- The winners of the first COSEE “ocean science fair” awards at the 2009 statewide science and engineering fair were high schoolers Taylor Everett and Grant Magdanz of Kotzebue for their project on sheefish feeding habits; middle schooler Kenesia Price from Unalaska for a project on water filtration and Hannah Joe from Mountain Village for a project on DNA of local berries; and elementary school student Sebastion Szweda-Mittlestadt of Girdwood for his project on the rates and effects of tides and the potential for tidal power. The awards came after the projects were judged on both their scientific content and their community and cultural relevance. The presence of these and 16 other ocean science projects at the statewide competition was the result of the efforts of the Alaska COSEE program. COSEE Alaska will provide planning assistance, support, and awards during the 2009/2010 school year. MORE >>
- How do you predict weather, wind, and waves in one of the most complex marine environments in Alaska? Scientists from several universities, including the University of Alaska Fairbanks, NOAA, and the NASA Jet Propulsion Laboratory will put their models to the test July 19 - August 3, 2009 in Prince William Sound. Mountainous surroundings, notoriously stormy seas, and a complex system of freshwater flows from the land interacting with flows between the Sound and the Gulf of Alaska through a narrow entrance have made modeling the Sound an enormous challenge. COSEE Alaska and COSEE-NOW assisted with outreach and education about this exciting scientific project. For preliminary results, see http://doc.aoos.org/newsletters/09.09_newsletter_web.pdf. MORE >>
- The same things that make Alaska’s marine waters among the most productive in the world may also make them the most vulnerable to ocean acidification.

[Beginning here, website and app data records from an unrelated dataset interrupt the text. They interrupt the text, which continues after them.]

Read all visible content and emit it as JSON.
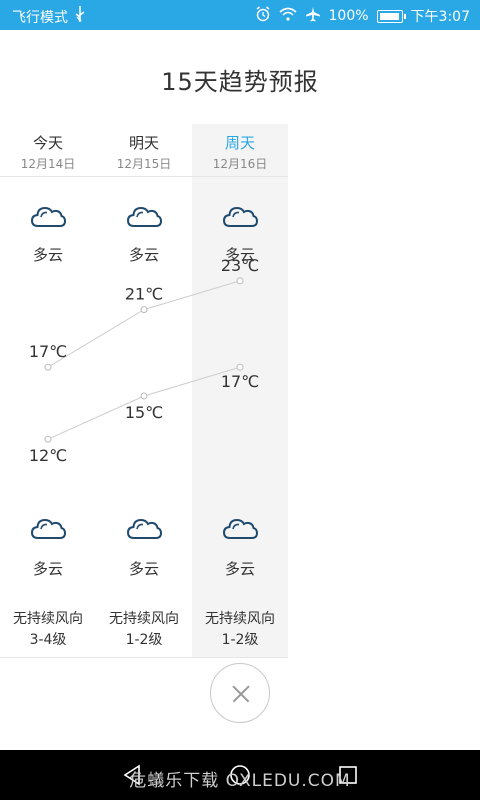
{
  "status_bar": {
    "airplane_mode_label": "飞行模式",
    "usb_icon": "usb-icon",
    "alarm_icon": "alarm-icon",
    "wifi_icon": "wifi-icon",
    "airplane_icon": "airplane-icon",
    "battery_percent_label": "100%",
    "battery_level": 1.0,
    "time": "下午3:07"
  },
  "title": "15天趋势预报",
  "days": [
    {
      "name": "今天",
      "date": "12月14日",
      "day_condition": "多云",
      "night_condition": "多云",
      "wind_direction": "无持续风向",
      "wind_level": "3-4级",
      "high": "17℃",
      "low": "12℃",
      "selected": false
    },
    {
      "name": "明天",
      "date": "12月15日",
      "day_condition": "多云",
      "night_condition": "多云",
      "wind_direction": "无持续风向",
      "wind_level": "1-2级",
      "high": "21℃",
      "low": "15℃",
      "selected": false
    },
    {
      "name": "周天",
      "date": "12月16日",
      "day_condition": "多云",
      "night_condition": "多云",
      "wind_direction": "无持续风向",
      "wind_level": "1-2级",
      "high": "23℃",
      "low": "17℃",
      "selected": true
    }
  ],
  "chart_data": {
    "type": "line",
    "x": [
      "12月14日",
      "12月15日",
      "12月16日"
    ],
    "series": [
      {
        "values": [
          17,
          21,
          23
        ]
      },
      {
        "values": [
          12,
          15,
          17
        ]
      }
    ],
    "ylim": [
      10,
      25
    ],
    "grid": false
  },
  "colors": {
    "status_bar": "#2aa7e5",
    "selected_day": "#2aa7e5",
    "highlight_bg": "#f4f4f4",
    "line": "#cccccc",
    "icon_stroke": "#1f4a6e"
  },
  "close_button": {
    "icon": "close-icon"
  },
  "nav_bar": {
    "back_icon": "back-icon",
    "home_icon": "home-icon",
    "recent_icon": "recent-apps-icon"
  },
  "watermark": "危蟻乐下载 OXLEDU.COM"
}
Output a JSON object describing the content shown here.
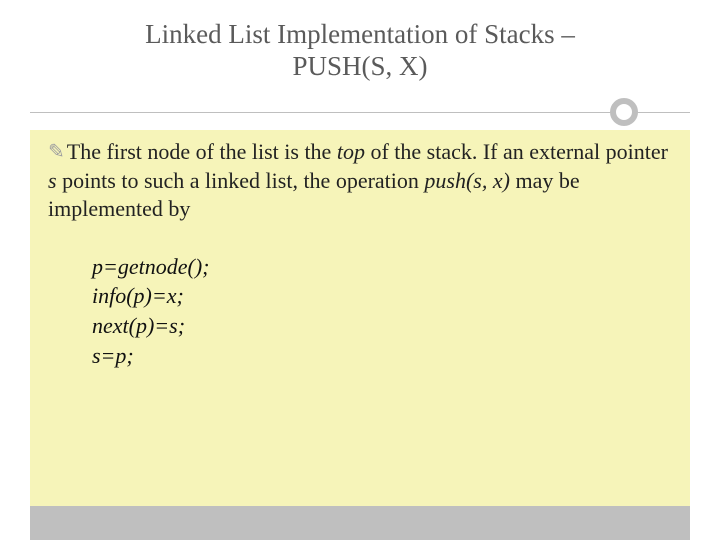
{
  "title_line1": "Linked List Implementation of Stacks –",
  "title_line2": "PUSH(S, X)",
  "bullet": {
    "t1": "The first node of the list is the ",
    "top_word": "top",
    "t2": " of the stack. If an external pointer ",
    "s_word": "s",
    "t3": " points to such a linked list, the operation ",
    "push_word": "push(s, x)",
    "t4": " may be implemented by"
  },
  "code": {
    "l1": "p=getnode();",
    "l2": "info(p)=x;",
    "l3": "next(p)=s;",
    "l4": "s=p;"
  }
}
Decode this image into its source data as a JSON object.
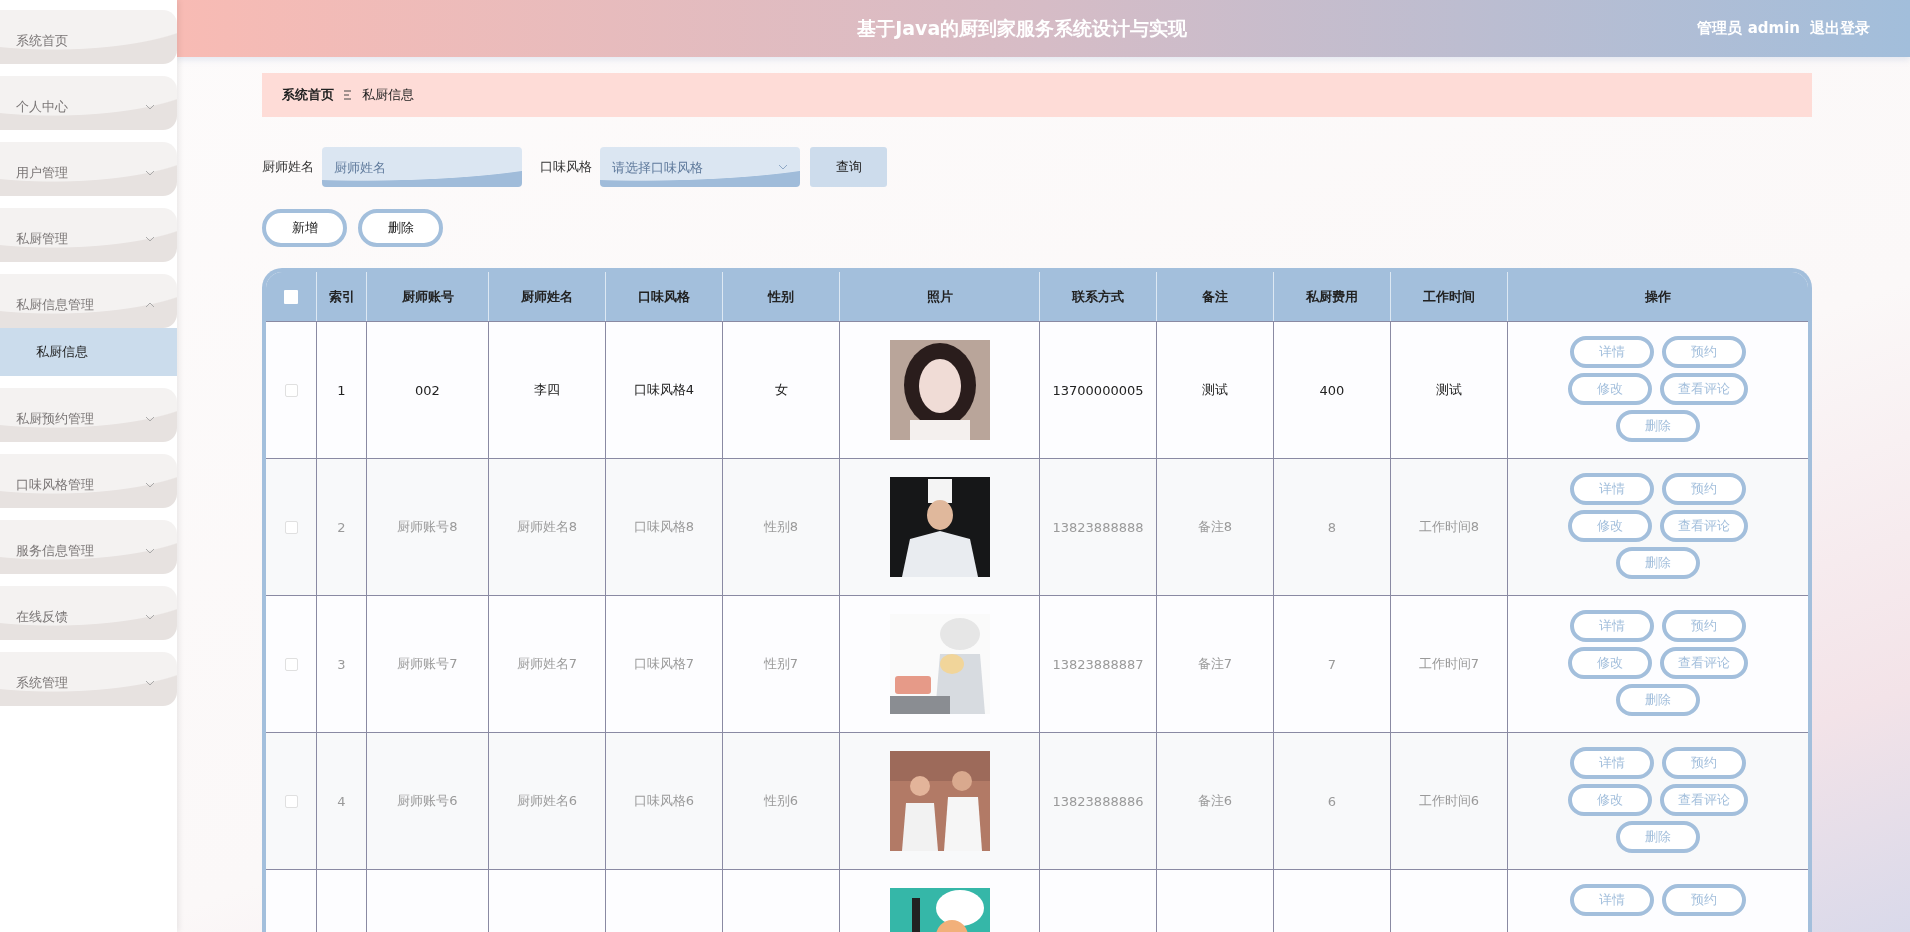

According to new findings by a University of Alaska Fairbanks scientist, Alaska’s oceans are becoming increasingly acidic, which could damage Alaska’s king crab and salmon fisheries. MORE >>